In the Obama Administration's continued effort to stimulate community development and job growth, U.S. Housing and Urban Development Secretary Shaun Donovan has announced nearly 700 grants totaling $360 million in funding through the American Recovery and Reinvestment Act of 2009 (Recovery Act). The grants awarded represent over half of the Recovery Act-funded grants available through the Community Development Block Grant (CDBG) Program, which primarily benefit low- to moderate-income families. CDBG enables state and local governments to undertake a wide range of activities intended to create suitable living environments, provide affordable housing and create economic opportunities. Under the Recovery Act, recipients give priority to prudent responsible that can award contracts through a bidding process within 120 days of the grant agreement. A total of $1 billion will be awarded nationwide by HUD in Recovery Act Community Development Block Grants.
"Today, we make another critical investment in the economic recovery of our communities," said Donovan. "I am proud to announce this $360 million in Community Development Block Grant funding to state and local governments throughout the country, which will create jobs and help to revitalize the nation's hardest hit neighborhoods. President Obama and I are anxious to put this money to work for long-term, sustainable community and economic development."
President Obama directed all Recovery Act funding to be spent responsibly and in a transparent manner in order to provide a necessary economic boost, create jobs, and strengthen America's middle class. In a letter to CDBG recipients of Recovery Act funds, Donovan wrote, "In accepting these funds, it is imperative that you be good stewards of these precious taxpayer dollars by focusing your efforts on the Recovery Act goals of investing in infrastructure that will create or sustain jobs in the near-term and generate maximum economic benefits in the long-term."
Since 1974, CDBG has provided more than $127 billion to state and local governments to target their own community development priorities. The rehabilitation of affordable housing and the construction and improvement of public facilities have traditionally been the largest uses of CDBG funds although the program is also an important catalyst for job growth and business opportunities.
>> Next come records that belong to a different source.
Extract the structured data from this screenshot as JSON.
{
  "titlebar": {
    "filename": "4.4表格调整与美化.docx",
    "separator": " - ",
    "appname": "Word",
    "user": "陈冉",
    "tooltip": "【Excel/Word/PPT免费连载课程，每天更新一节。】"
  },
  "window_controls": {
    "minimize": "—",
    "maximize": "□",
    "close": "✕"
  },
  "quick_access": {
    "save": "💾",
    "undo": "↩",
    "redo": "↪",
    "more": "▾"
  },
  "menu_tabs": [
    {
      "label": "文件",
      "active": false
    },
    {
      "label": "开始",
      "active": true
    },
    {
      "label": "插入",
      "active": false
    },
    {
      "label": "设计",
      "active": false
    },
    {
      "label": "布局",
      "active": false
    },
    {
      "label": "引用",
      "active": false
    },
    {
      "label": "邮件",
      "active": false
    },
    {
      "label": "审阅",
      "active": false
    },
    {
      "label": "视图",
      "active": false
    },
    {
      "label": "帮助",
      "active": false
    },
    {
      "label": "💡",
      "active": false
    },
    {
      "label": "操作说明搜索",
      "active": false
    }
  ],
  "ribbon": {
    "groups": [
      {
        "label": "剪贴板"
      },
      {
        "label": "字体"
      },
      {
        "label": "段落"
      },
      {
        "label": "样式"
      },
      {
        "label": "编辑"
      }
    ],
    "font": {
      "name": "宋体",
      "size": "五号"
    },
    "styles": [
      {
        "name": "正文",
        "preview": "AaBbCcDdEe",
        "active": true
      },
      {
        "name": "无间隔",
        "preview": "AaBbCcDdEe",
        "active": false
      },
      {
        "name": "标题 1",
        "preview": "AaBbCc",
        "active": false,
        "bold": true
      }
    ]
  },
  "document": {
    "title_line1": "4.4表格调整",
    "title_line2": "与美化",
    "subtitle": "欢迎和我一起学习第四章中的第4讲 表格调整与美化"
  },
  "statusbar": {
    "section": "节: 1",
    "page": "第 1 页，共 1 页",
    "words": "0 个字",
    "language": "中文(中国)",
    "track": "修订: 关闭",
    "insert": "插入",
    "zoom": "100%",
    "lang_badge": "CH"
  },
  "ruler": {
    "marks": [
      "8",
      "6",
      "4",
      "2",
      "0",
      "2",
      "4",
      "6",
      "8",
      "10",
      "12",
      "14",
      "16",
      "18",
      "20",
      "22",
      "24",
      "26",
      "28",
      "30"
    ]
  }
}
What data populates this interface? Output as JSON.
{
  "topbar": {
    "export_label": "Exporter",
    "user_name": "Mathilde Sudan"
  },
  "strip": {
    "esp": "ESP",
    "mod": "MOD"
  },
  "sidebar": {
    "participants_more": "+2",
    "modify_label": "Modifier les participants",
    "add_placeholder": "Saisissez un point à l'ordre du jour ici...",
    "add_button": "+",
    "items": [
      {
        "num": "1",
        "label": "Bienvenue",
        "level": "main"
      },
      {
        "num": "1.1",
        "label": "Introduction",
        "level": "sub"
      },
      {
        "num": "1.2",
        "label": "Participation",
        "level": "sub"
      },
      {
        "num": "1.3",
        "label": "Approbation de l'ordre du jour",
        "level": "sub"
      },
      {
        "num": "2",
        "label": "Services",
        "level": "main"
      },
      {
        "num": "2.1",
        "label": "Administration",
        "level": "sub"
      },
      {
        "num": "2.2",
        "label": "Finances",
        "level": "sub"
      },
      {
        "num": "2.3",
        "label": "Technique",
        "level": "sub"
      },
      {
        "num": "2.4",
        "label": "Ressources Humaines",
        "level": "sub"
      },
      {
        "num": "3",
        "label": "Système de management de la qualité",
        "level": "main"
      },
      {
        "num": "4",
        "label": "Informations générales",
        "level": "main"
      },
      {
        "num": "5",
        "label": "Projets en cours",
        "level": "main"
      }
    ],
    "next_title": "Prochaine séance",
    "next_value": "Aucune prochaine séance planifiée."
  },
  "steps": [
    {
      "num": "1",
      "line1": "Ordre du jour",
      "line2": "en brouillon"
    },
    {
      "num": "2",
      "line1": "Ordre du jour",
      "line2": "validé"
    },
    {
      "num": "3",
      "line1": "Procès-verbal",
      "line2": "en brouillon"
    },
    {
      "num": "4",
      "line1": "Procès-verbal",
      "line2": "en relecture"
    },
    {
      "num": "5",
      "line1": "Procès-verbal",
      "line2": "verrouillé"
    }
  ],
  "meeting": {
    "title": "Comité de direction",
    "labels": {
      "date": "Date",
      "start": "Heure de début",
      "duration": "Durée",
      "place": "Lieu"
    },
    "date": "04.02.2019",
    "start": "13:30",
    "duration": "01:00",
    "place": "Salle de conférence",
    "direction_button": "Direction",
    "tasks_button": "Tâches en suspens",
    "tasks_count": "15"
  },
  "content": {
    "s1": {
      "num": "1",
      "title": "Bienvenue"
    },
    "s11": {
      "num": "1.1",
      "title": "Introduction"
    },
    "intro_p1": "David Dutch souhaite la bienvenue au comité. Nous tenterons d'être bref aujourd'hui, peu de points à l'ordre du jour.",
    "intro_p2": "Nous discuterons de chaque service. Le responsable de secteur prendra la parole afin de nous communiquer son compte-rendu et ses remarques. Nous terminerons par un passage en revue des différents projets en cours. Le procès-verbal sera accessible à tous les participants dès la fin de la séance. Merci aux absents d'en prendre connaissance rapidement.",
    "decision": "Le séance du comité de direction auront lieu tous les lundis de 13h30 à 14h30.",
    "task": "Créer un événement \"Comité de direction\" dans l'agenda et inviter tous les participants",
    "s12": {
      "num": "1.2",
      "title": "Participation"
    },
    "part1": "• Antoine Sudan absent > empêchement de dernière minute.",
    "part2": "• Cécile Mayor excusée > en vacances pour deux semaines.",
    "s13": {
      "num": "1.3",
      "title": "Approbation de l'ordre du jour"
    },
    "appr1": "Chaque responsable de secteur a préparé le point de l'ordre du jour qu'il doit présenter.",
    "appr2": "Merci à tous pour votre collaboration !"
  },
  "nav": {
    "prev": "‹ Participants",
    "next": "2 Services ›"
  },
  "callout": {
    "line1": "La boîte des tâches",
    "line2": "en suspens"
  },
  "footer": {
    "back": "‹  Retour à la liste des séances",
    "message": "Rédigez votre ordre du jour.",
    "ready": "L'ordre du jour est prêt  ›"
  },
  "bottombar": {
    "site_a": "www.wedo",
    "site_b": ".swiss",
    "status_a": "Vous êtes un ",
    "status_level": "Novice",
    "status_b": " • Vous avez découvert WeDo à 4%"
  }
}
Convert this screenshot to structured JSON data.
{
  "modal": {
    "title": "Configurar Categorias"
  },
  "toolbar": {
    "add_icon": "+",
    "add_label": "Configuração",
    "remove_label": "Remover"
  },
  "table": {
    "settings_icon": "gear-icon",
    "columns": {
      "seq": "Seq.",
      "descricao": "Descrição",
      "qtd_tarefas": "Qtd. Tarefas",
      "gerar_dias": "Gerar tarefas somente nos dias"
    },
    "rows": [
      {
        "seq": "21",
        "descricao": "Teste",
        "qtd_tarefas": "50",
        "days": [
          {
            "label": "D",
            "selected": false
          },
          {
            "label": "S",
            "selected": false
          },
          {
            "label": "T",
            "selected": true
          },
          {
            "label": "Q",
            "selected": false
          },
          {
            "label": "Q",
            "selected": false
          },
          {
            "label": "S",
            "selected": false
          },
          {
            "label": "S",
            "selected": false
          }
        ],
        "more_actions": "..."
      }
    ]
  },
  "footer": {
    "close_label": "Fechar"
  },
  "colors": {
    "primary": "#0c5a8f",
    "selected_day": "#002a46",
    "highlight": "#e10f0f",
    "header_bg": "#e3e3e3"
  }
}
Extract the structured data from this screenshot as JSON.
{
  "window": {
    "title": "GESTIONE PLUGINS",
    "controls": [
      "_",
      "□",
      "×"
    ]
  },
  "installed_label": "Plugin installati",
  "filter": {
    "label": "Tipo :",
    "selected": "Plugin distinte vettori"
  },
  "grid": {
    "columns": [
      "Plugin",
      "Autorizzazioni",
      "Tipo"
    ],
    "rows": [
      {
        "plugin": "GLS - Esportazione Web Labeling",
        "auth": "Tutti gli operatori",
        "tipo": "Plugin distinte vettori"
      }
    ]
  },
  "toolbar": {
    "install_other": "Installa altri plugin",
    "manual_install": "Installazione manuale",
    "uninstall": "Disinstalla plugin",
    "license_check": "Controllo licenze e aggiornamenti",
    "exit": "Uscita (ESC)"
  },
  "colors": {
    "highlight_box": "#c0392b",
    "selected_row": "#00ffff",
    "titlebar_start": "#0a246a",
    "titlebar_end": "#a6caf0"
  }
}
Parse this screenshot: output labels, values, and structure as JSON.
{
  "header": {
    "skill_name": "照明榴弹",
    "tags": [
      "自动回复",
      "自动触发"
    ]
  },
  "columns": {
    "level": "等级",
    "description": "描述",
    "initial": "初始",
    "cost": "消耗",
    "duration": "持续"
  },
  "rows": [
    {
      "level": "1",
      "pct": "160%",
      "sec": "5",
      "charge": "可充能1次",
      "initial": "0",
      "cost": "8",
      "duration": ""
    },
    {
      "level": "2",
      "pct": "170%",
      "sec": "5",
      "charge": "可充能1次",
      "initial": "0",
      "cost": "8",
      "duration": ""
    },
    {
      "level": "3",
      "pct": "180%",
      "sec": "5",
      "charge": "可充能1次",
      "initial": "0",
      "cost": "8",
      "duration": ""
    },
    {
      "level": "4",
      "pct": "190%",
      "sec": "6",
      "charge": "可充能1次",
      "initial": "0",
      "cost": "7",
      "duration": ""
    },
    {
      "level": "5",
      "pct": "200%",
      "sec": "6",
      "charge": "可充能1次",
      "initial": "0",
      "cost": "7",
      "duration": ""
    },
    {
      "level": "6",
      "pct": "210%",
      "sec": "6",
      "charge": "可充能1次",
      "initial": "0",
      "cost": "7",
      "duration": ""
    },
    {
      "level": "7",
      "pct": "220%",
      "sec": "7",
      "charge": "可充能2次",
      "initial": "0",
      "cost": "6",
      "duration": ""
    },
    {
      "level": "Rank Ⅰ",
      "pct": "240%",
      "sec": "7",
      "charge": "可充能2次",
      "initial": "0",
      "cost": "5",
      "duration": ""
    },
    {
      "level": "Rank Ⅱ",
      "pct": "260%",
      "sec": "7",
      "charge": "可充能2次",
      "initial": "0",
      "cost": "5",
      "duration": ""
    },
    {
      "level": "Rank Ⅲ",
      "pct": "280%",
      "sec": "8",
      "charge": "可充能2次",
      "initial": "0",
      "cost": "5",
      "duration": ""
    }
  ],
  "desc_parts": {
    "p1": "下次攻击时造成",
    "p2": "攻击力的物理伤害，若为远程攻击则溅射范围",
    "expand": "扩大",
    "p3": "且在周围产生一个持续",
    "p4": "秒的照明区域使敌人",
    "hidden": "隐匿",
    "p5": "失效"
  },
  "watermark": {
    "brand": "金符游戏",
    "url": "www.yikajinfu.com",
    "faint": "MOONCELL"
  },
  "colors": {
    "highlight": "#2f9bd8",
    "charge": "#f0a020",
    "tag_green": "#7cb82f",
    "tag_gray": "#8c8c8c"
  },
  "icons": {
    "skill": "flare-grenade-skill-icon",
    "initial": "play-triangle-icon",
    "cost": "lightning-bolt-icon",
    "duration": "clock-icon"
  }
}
Annual CDBG funds are distributed to communities according to statutory formulas based on population, poverty, pre-1940 housing stock, growth lag, and housing overcrowding.
HUD is committed to implementing Recovery Act investments swiftly and effectively as they generate tens of thousands of jobs, modernize homes to make them energy efficient, and help the families and communities hardest hit by the economic crisis. The Recovery Act includes $13.61 billion for projects and programs administered by HUD, nearly 75 percent of which was allocated to state and local recipients only eight days after President Obama signed the Act into law. The CDBG funding was among the 75 percent that was allocated during that time. Now as grant recipients' spending plans are approved, HUD is officially making funding available to spend. The remaining 25 percent of HUD Recovery Act funds will be awarded through a competitive process in the coming weeks and months.
In addition, Secretary Donovan and the Department are committed to providing the highest level of transparency possible as Recovery Act funds are administered. It is vitally important that the American people are fully aware of how their tax dollars are being spent and can hold their federal leaders accountable. Every dollar of Recovery Act funds HUD spends can be reviewed and tracked at HUD's Recovery Act Web site.
For more information, visit www.hud.gov.